Expect a softer approach to shipper concerns as CSX works to mend relationships with shippers, which were hurt when Harrison rolled his aggressive, cut-to-the-bone strategy that succeeded in raising profits when he led Canadian National Railway from 2003 to 2009 and then Canadian Pacific from 2012 to 2017. CSX’s breakdown in intermodal service — which appears to have recovered, with train speeds in the 28- to 29-mph range compared with lows of 27 mph during the spring of 2017 — also drew the scrutiny of the Surface Transportation Board, the US rail regulatory agency.
Foote may be a follower of Harrison’s precision railroading gospel — the disciplined scheduling of services forcing shippers to deliver cargo at set times or miss train starts — but he’s signaling a less “bull in the china shop” approach. Whether it was Claude Mongeau at CN or Keith Creel at CP, it’s left to Harrison’s successors to repair damaged shipper relationships and reintroduce stronger intermodal services.
CSX also appears to be rethinking the investments Harrison scuttled to slash operating costs. The latter was Harrison’s holy grail, evidenced in Howard Green’s soon-to-be-released Harrison biography, Railroader, which is filled with telling details, such as his first corporate jet having “OR59” as its tail number, a node to operating ratio goals.
CSX, for example, appears to be rethinking its decision to pull back on expanding the Howard Street Tunnel Project, something the Port of Baltimore needs in order to achieve double-stack access and thereby extend its inland reach. And, after pulling back on plans to connect Charlotte, North Carolina, and the Port of Wilmington, CSX has recommitted, though has scaled the project down.

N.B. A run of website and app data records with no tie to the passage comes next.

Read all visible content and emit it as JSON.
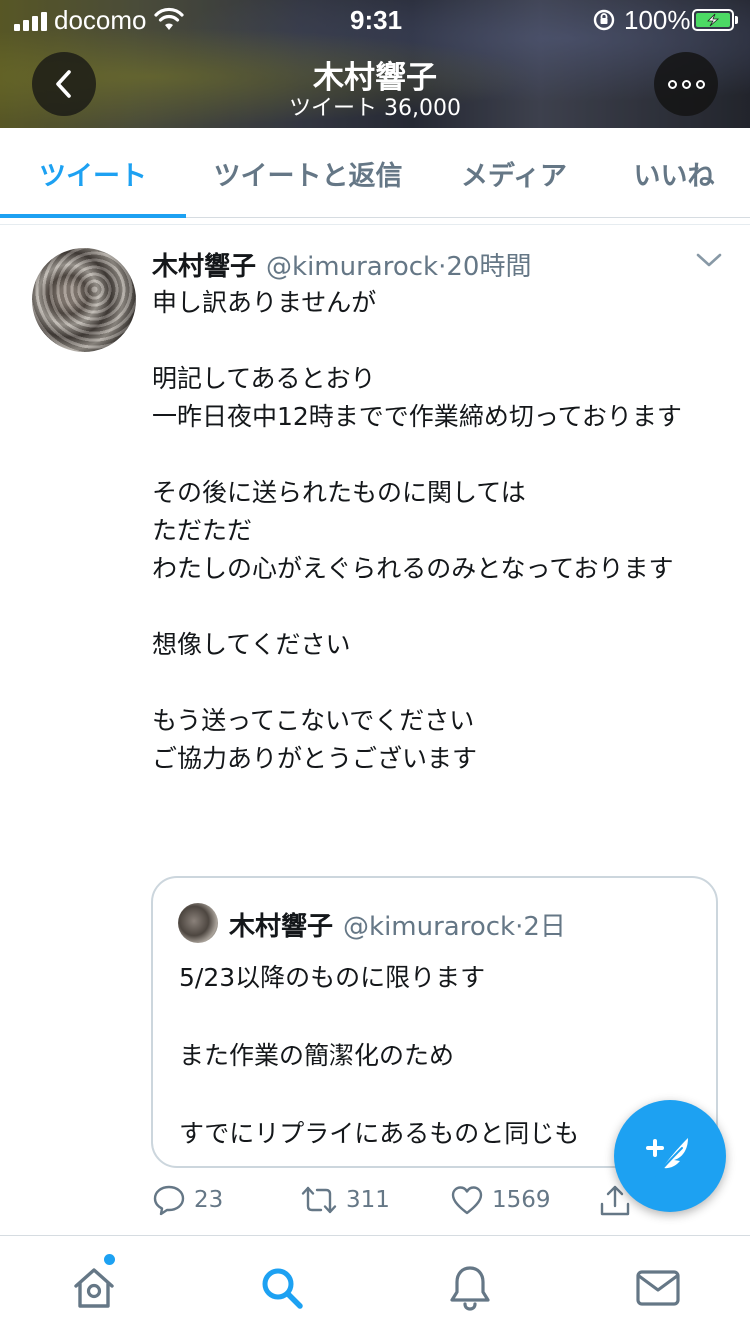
{
  "status_bar": {
    "carrier": "docomo",
    "time": "9:31",
    "battery": "100%"
  },
  "header": {
    "title": "木村響子",
    "tweet_count": "ツイート 36,000"
  },
  "tabs": [
    {
      "label": "ツイート",
      "active": true
    },
    {
      "label": "ツイートと返信",
      "active": false
    },
    {
      "label": "メディア",
      "active": false
    },
    {
      "label": "いいね",
      "active": false
    }
  ],
  "tweet": {
    "name": "木村響子",
    "handle": "@kimurarock",
    "separator": "·",
    "time": "20時間",
    "text": "申し訳ありませんが\n\n明記してあるとおり\n一昨日夜中12時までで作業締め切っております\n\nその後に送られたものに関しては\nただただ\nわたしの心がえぐられるのみとなっております\n\n想像してください\n\nもう送ってこないでください\nご協力ありがとうございます",
    "quote": {
      "name": "木村響子",
      "handle": "@kimurarock",
      "separator": "·",
      "time": "2日",
      "text": "5/23以降のものに限ります\n\nまた作業の簡潔化のため\n\nすでにリプライにあるものと同じも"
    },
    "replies": "23",
    "retweets": "311",
    "likes": "1569"
  },
  "colors": {
    "accent": "#1da1f2",
    "secondary_text": "#657786",
    "primary_text": "#14171a"
  },
  "icons": {
    "back": "chevron-left-icon",
    "more": "more-icon",
    "reply": "reply-icon",
    "retweet": "retweet-icon",
    "like": "heart-icon",
    "share": "share-icon",
    "compose": "compose-icon",
    "home": "home-icon",
    "search": "search-icon",
    "notifications": "bell-icon",
    "messages": "mail-icon"
  }
}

“Whether a CSX intermodal customer sees service improvements after the network revamp may well depend on what lane(s) that customer is using,” said Lawrence J. Gross, an independent intermodal analyst who writes monthly columns for The Journal of Commerce and JOC.com. “The revamped and, in all likelihood, streamlined network may provide superior service versus today on the lanes it offers, but perhaps no service at all on lanes or out of terminals that don’t fit the new operating structure.”
Central to the question of whether CSX can improve service is whether the practices adopted for east-west-focused Canadian railroads that Harrison previously led are applicable to the spaghetti that is CSX’s network. It looks to be a tough haul, and not just in terms of convincing shippers — who are facing tighter truck capacity and higher over-the-road rates — that CSX intermodal service is here to stay. Reports of employee resistance to CSX’s culture change persist, and its history of being cobbled together with smaller lines continues to haunt the railroad. “We don’t have a culture,” Harrison said, according to Railroader. “We have about 19.”
And as Green notes in his incisive and well-balanced biography, Harrison acknowledged steeper hurdles to his last attempt to overhaul a railroad. “Harrison was not quite six months into the job [at CSX] and admitted that he’d thought it would be easier. This was also going to be his last act, so there was more pressure. ‘It’s going to be the hardest one by far,’ he said. It was giving him nightmares.”